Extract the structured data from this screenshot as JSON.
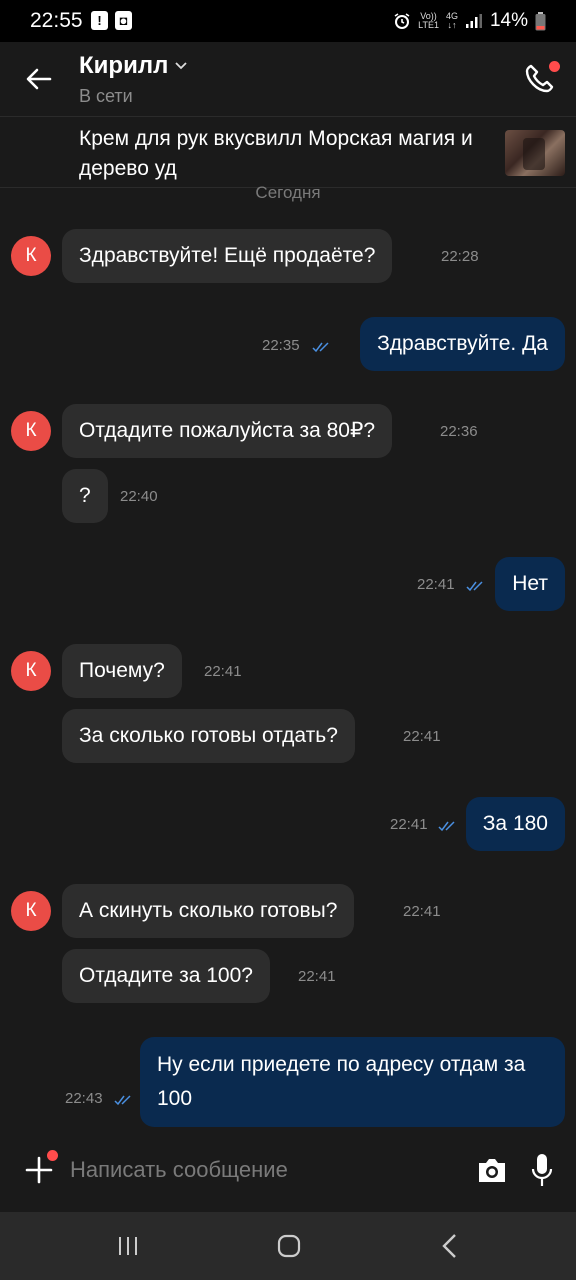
{
  "status_bar": {
    "time": "22:55",
    "network_top": "Vo))",
    "network_bottom": "LTE1",
    "gen": "4G",
    "battery": "14%"
  },
  "header": {
    "contact_name": "Кирилл",
    "contact_status": "В сети"
  },
  "product": {
    "title": "Крем для рук вкусвилл Морская магия и дерево уд"
  },
  "chat": {
    "date_label": "Сегодня",
    "avatar_letter": "К",
    "messages": [
      {
        "text": "Здравствуйте! Ещё продаёте?",
        "time": "22:28"
      },
      {
        "text": "Здравствуйте. Да",
        "time": "22:35"
      },
      {
        "text": "Отдадите пожалуйста за 80₽?",
        "time": "22:36"
      },
      {
        "text": "?",
        "time": "22:40"
      },
      {
        "text": "Нет",
        "time": "22:41"
      },
      {
        "text": "Почему?",
        "time": "22:41"
      },
      {
        "text": "За сколько готовы отдать?",
        "time": "22:41"
      },
      {
        "text": "За 180",
        "time": "22:41"
      },
      {
        "text": "А скинуть сколько готовы?",
        "time": "22:41"
      },
      {
        "text": "Отдадите за 100?",
        "time": "22:41"
      },
      {
        "text": "Ну если приедете по адресу отдам за 100",
        "time": "22:43"
      }
    ]
  },
  "composer": {
    "placeholder": "Написать сообщение"
  },
  "colors": {
    "background": "#1a1a1a",
    "incoming_bubble": "#2d2d2d",
    "outgoing_bubble": "#0a2a4f",
    "avatar": "#ea4c46",
    "notification_dot": "#ff4c4c",
    "read_ticks": "#4a90e2"
  },
  "icons": [
    "back-arrow-icon",
    "chevron-down-icon",
    "phone-icon",
    "plus-icon",
    "camera-icon",
    "microphone-icon",
    "read-ticks-icon"
  ]
}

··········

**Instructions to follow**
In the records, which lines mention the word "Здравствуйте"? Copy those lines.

**Exercise result**
        "text": "Здравствуйте! Ещё продаёте?",
        "text": "Здравствуйте. Да",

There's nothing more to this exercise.